#### [Required action]
List each line of the data in which the string "components" appears.

(Task inputs)

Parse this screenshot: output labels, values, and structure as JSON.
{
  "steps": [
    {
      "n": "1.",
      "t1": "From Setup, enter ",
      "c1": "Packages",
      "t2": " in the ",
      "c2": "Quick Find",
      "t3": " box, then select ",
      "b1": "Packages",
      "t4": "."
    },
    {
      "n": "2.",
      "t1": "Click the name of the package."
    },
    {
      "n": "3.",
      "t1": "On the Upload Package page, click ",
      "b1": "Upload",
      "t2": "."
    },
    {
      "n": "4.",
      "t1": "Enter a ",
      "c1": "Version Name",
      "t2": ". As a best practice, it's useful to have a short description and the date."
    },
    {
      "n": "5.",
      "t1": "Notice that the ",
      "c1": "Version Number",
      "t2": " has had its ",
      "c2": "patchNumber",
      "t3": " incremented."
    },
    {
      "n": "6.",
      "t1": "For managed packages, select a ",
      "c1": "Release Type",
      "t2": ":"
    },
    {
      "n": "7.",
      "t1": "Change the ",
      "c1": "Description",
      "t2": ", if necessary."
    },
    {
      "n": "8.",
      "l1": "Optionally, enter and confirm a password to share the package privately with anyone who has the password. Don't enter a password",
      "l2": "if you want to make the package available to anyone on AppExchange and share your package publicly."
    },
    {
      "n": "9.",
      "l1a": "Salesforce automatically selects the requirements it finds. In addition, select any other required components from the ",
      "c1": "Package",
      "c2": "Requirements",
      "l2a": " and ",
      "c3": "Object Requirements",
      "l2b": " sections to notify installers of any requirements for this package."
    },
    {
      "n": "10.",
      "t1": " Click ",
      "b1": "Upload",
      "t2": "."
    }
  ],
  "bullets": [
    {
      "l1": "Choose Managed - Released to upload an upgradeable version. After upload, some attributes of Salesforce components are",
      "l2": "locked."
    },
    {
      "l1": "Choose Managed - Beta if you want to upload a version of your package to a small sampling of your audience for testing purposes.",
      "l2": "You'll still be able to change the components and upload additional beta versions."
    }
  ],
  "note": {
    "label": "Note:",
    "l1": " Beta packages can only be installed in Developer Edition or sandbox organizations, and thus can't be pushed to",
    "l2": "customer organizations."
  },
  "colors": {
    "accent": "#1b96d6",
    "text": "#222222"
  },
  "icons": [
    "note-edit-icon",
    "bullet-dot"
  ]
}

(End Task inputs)

#### [Exercise solution]
      "l1a": "Salesforce automatically selects the requirements it finds. In addition, select any other required components from the ",
      "l1": "Choose Managed - Released to upload an upgradeable version. After upload, some attributes of Salesforce components are",
      "l2": "You'll still be able to change the components and upload additional beta versions."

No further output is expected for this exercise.